» What is being asked:
The expected result is every entry, retyped character for character.
_ _ _ _
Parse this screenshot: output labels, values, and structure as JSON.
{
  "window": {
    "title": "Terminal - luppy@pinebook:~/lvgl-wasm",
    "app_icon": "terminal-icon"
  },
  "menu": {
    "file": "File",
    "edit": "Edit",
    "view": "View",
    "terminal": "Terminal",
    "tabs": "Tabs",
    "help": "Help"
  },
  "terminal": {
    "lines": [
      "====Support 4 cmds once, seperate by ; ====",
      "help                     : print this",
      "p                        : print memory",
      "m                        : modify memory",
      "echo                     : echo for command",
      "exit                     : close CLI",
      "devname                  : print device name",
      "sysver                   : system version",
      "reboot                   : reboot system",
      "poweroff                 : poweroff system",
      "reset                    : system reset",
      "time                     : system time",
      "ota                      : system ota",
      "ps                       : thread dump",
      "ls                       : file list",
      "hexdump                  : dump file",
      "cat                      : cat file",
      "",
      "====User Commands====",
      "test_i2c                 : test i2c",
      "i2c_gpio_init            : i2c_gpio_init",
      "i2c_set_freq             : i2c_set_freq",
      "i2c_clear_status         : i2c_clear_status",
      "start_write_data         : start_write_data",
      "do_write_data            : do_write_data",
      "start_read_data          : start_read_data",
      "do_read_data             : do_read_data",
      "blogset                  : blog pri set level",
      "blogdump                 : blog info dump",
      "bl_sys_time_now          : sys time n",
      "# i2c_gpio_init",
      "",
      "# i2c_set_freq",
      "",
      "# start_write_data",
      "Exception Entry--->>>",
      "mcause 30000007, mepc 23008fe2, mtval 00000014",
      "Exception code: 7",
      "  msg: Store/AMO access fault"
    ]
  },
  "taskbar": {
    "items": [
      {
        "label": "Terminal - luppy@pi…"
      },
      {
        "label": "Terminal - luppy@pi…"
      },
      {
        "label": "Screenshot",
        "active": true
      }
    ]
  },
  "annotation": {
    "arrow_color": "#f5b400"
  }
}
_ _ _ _
» Task response:
Parse this screenshot: output labels, values, and structure as JSON.
{
  "window": {
    "title": "Terminal - luppy@pinebook:~/lvgl-wasm",
    "app_icon": "terminal-icon"
  },
  "menu": {
    "file": "File",
    "edit": "Edit",
    "view": "View",
    "terminal": "Terminal",
    "tabs": "Tabs",
    "help": "Help"
  },
  "terminal": {
    "lines": [
      "====Support 4 cmds once, seperate by ; ====",
      "help                     : print this",
      "p                        : print memory",
      "m                        : modify memory",
      "echo                     : echo for command",
      "exit                     : close CLI",
      "devname                  : print device name",
      "sysver                   : system version",
      "reboot                   : reboot system",
      "poweroff                 : poweroff system",
      "reset                    : system reset",
      "time                     : system time",
      "ota                      : system ota",
      "ps                       : thread dump",
      "ls                       : file list",
      "hexdump                  : dump file",
      "cat                      : cat file",
      "",
      "====User Commands====",
      "test_i2c                 : test i2c",
      "i2c_gpio_init            : i2c_gpio_init",
      "i2c_set_freq             : i2c_set_freq",
      "i2c_clear_status         : i2c_clear_status",
      "start_write_data         : start_write_data",
      "do_write_data            : do_write_data",
      "start_read_data          : start_read_data",
      "do_read_data             : do_read_data",
      "blogset                  : blog pri set level",
      "blogdump                 : blog info dump",
      "bl_sys_time_now          : sys time n",
      "# i2c_gpio_init",
      "",
      "# i2c_set_freq",
      "",
      "# start_write_data",
      "Exception Entry--->>>",
      "mcause 30000007, mepc 23008fe2, mtval 00000014",
      "Exception code: 7",
      "  msg: Store/AMO access fault"
    ]
  },
  "taskbar": {
    "items": [
      {
        "label": "Terminal - luppy@pi…"
      },
      {
        "label": "Terminal - luppy@pi…"
      },
      {
        "label": "Screenshot",
        "active": true
      }
    ]
  },
  "annotation": {
    "arrow_color": "#f5b400"
  }
}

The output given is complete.